Just when I am finally feeling okay with the ocean at night, Bronwyn’s hand accidentally whips out my regulator. She can’t see that she did this– she can’t even see where I am. My body convulses, my arms frantically searching for the long chord providing my oxygen. Should I just go up? I can’t. I’ll get decompression sickness. Isn’t that better than dying, though? How long can I last without air? What did Jason tell us to do in this situation?
I think of the self-defense class I took in 6th grade and how learning those moves couldn’t stop me from freezing when harassed on the street; I think of planning what to say in a fight with my sister and winding up crying every time. Why is there such a difference between what we are supposed to do and what we actually do? 
I studied everything Jason instructed. I had everything down. But in the moment, you can’t help being your old self, or your old self in a crisis: frozen, frightened, confused.
All I can recall is to try not to exert energy. That way I’ll be able to hold my breath longer. But it takes energy to freak out. Slowly, unintentionally, I am rising to the surface.  Dangling from my wrist, my flashlight illuminaties the divers getting further and further beneath me. I want to yell to them. Pretending my lungs are balloons only makes them feel more shrunken. For what feels like the millionth time, my arm traces my body and it’s there. I catch the cord. When the regulator is back in my mouth, my first breath is filled with salt water. I then remember to clear it and can breathe again. I swim back to Bronwyn to ascend as buddies.

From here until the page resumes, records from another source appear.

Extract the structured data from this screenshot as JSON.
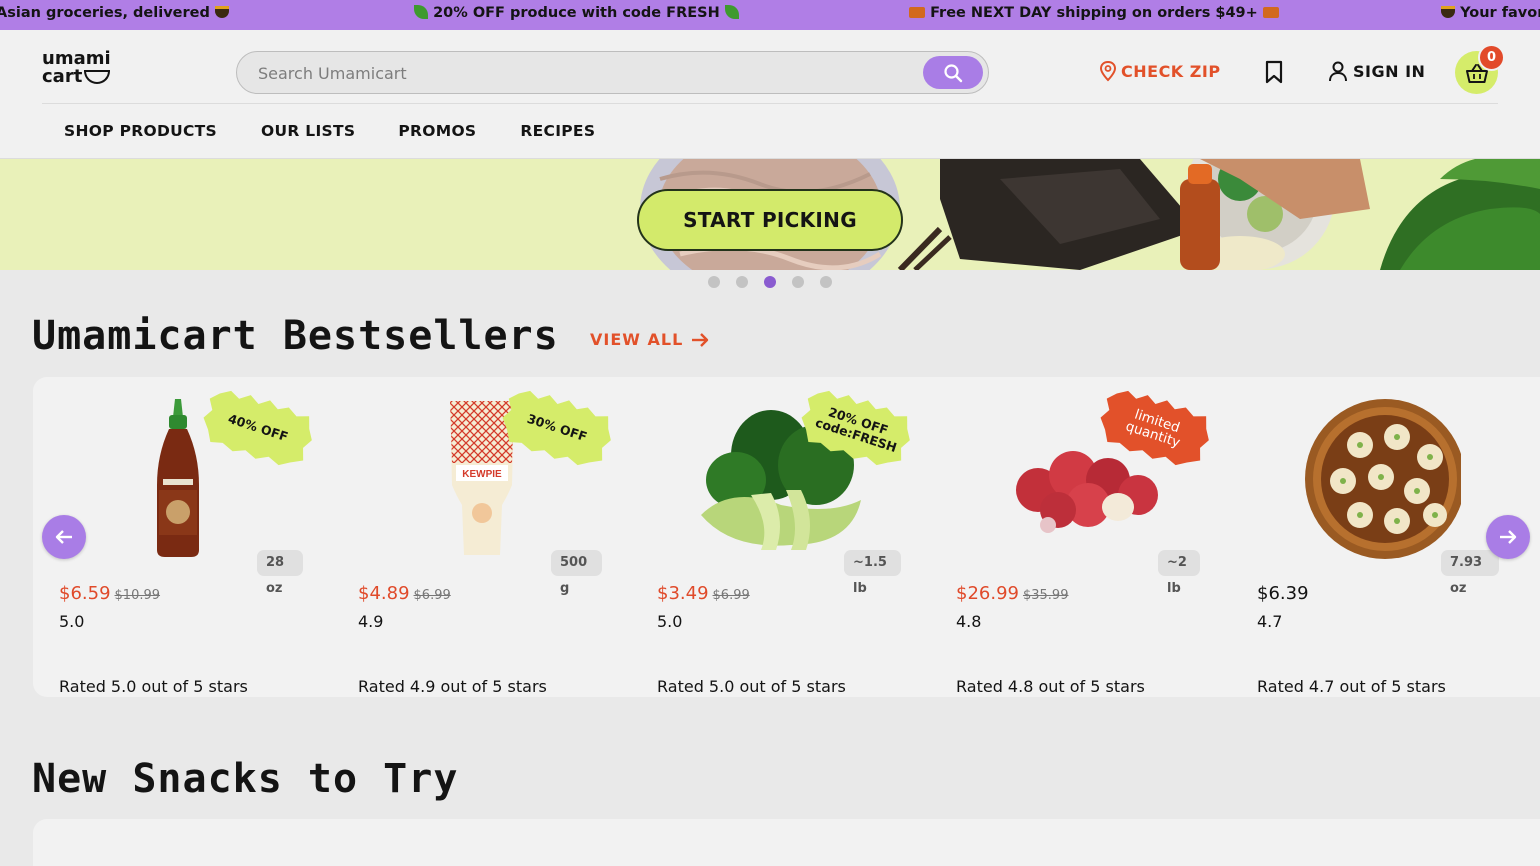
{
  "announcement": {
    "items": [
      {
        "text": "Asian groceries, delivered",
        "icon": "pot-icon"
      },
      {
        "text": "20% OFF produce with code FRESH",
        "icon": "leaf-icon"
      },
      {
        "text": "Free NEXT DAY shipping on orders $49+",
        "icon": "truck-icon"
      },
      {
        "text": "Your favor",
        "icon": "pot-icon"
      }
    ]
  },
  "header": {
    "logo_line1": "umami",
    "logo_line2": "cart",
    "search_placeholder": "Search Umamicart",
    "check_zip": "CHECK ZIP",
    "sign_in": "SIGN IN",
    "cart_count": "0"
  },
  "nav": {
    "items": [
      "SHOP PRODUCTS",
      "OUR LISTS",
      "PROMOS",
      "RECIPES"
    ]
  },
  "hero": {
    "button": "START PICKING",
    "slides": 5,
    "active_slide": 3
  },
  "bestsellers": {
    "title": "Umamicart Bestsellers",
    "view_all": "VIEW ALL",
    "products": [
      {
        "tag": "40% OFF",
        "weight": "28 oz",
        "price": "$6.59",
        "was": "$10.99",
        "rating": "5.0",
        "rated": "Rated 5.0 out of 5 stars",
        "image": "sriracha-bottle"
      },
      {
        "tag": "30% OFF",
        "weight": "500 g",
        "price": "$4.89",
        "was": "$6.99",
        "rating": "4.9",
        "rated": "Rated 4.9 out of 5 stars",
        "image": "kewpie-mayo"
      },
      {
        "tag": "20% OFF code:FRESH",
        "weight": "~1.5 lb",
        "price": "$3.49",
        "was": "$6.99",
        "rating": "5.0",
        "rated": "Rated 5.0 out of 5 stars",
        "image": "bok-choy"
      },
      {
        "tag": "limited quantity",
        "weight": "~2 lb",
        "price": "$26.99",
        "was": "$35.99",
        "rating": "4.8",
        "rated": "Rated 4.8 out of 5 stars",
        "image": "lychee"
      },
      {
        "tag": "",
        "weight": "7.93 oz",
        "price": "$6.39",
        "was": "",
        "rating": "4.7",
        "rated": "Rated 4.7 out of 5 stars",
        "image": "dumplings"
      }
    ]
  },
  "new_snacks": {
    "title": "New Snacks to Try"
  },
  "colors": {
    "announcement_bg": "#b07ee6",
    "accent_orange": "#e2512a",
    "accent_purple": "#a97de6",
    "lime": "#d3ea6b",
    "sale_red": "#e04a2a"
  }
}
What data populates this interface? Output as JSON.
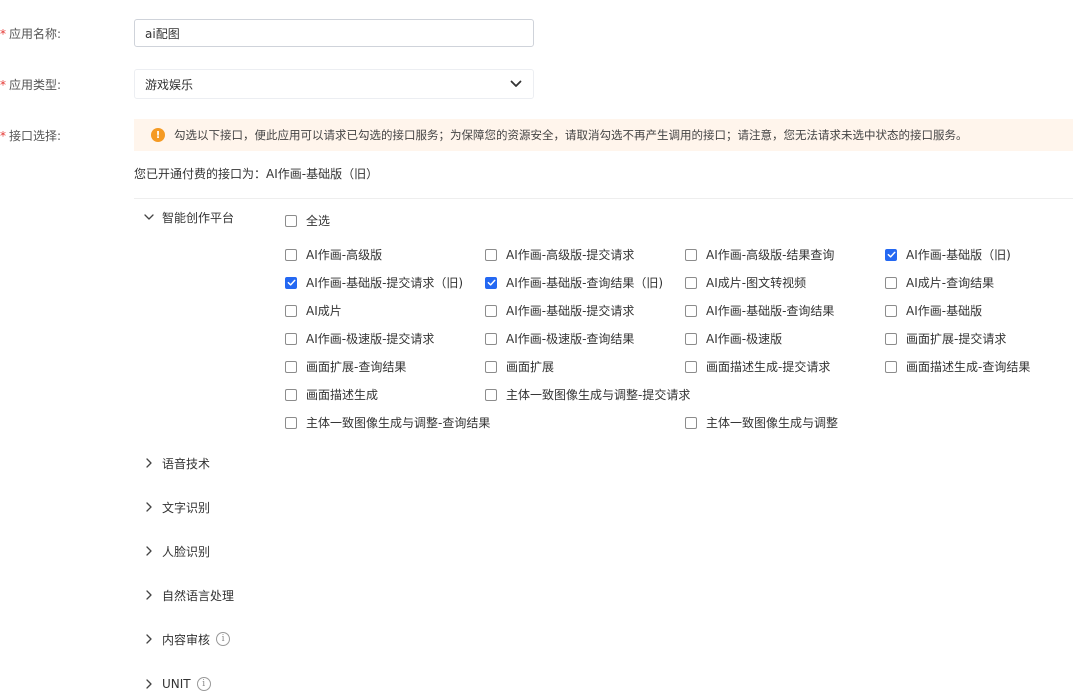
{
  "form": {
    "app_name": {
      "required": "*",
      "label": "应用名称:",
      "value": "ai配图"
    },
    "app_type": {
      "required": "*",
      "label": "应用类型:",
      "selected": "游戏娱乐"
    },
    "api_select": {
      "required": "*",
      "label": "接口选择:"
    }
  },
  "alert": {
    "icon": "warning-icon",
    "text": "勾选以下接口，便此应用可以请求已勾选的接口服务；为保障您的资源安全，请取消勾选不再产生调用的接口；请注意，您无法请求未选中状态的接口服务。",
    "color": "#f59a23"
  },
  "paid_note": "您已开通付费的接口为：AI作画-基础版（旧）",
  "accent_color": "#2468f2",
  "categories": [
    {
      "label": "智能创作平台",
      "expanded": true,
      "select_all": {
        "label": "全选",
        "checked": false
      },
      "items": [
        {
          "label": "AI作画-高级版",
          "checked": false
        },
        {
          "label": "AI作画-高级版-提交请求",
          "checked": false
        },
        {
          "label": "AI作画-高级版-结果查询",
          "checked": false
        },
        {
          "label": "AI作画-基础版（旧)",
          "checked": true
        },
        {
          "label": "AI作画-基础版-提交请求（旧)",
          "checked": true
        },
        {
          "label": "AI作画-基础版-查询结果（旧)",
          "checked": true
        },
        {
          "label": "AI成片-图文转视频",
          "checked": false
        },
        {
          "label": "AI成片-查询结果",
          "checked": false
        },
        {
          "label": "AI成片",
          "checked": false
        },
        {
          "label": "AI作画-基础版-提交请求",
          "checked": false
        },
        {
          "label": "AI作画-基础版-查询结果",
          "checked": false
        },
        {
          "label": "AI作画-基础版",
          "checked": false
        },
        {
          "label": "AI作画-极速版-提交请求",
          "checked": false
        },
        {
          "label": "AI作画-极速版-查询结果",
          "checked": false
        },
        {
          "label": "AI作画-极速版",
          "checked": false
        },
        {
          "label": "画面扩展-提交请求",
          "checked": false
        },
        {
          "label": "画面扩展-查询结果",
          "checked": false
        },
        {
          "label": "画面扩展",
          "checked": false
        },
        {
          "label": "画面描述生成-提交请求",
          "checked": false
        },
        {
          "label": "画面描述生成-查询结果",
          "checked": false
        },
        {
          "label": "画面描述生成",
          "checked": false
        },
        {
          "label": "主体一致图像生成与调整-提交请求",
          "checked": false
        },
        {
          "label": "主体一致图像生成与调整-查询结果",
          "checked": false
        },
        {
          "label": "主体一致图像生成与调整",
          "checked": false
        }
      ]
    },
    {
      "label": "语音技术",
      "expanded": false,
      "info": false
    },
    {
      "label": "文字识别",
      "expanded": false,
      "info": false
    },
    {
      "label": "人脸识别",
      "expanded": false,
      "info": false
    },
    {
      "label": "自然语言处理",
      "expanded": false,
      "info": false
    },
    {
      "label": "内容审核",
      "expanded": false,
      "info": true,
      "info_icon": "info-icon",
      "info_glyph": "i"
    },
    {
      "label": "UNIT",
      "expanded": false,
      "info": true,
      "info_icon": "info-icon",
      "info_glyph": "i"
    }
  ]
}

Back on the boat, I am still shaking. Everyone is describing the dive as “so sick,” and dousing their stings in Witch Hazel. It looks like a preschooler drew scribbles all over Reed’s legs in a red pen. Lyla’s mouth and neck are swollen shut. Why was I the only one the jellyfish avoided? Jason cleans his unused knife as he yells for a volunteer to go to the bow and unanchor us. I want to tell him that none of his instructions, even those I remembered, had really prepared me. But he didn’t even know anything happened. No one did. The loneliness of my dive lingers even above water.
I turn to Bronwyn. “Lost you there for a moment!” she says, smiling through shivering blue lips.  “You almost killed me,” I want to answer. Instead, I take a deep breath and ask if she saw any bull sharks.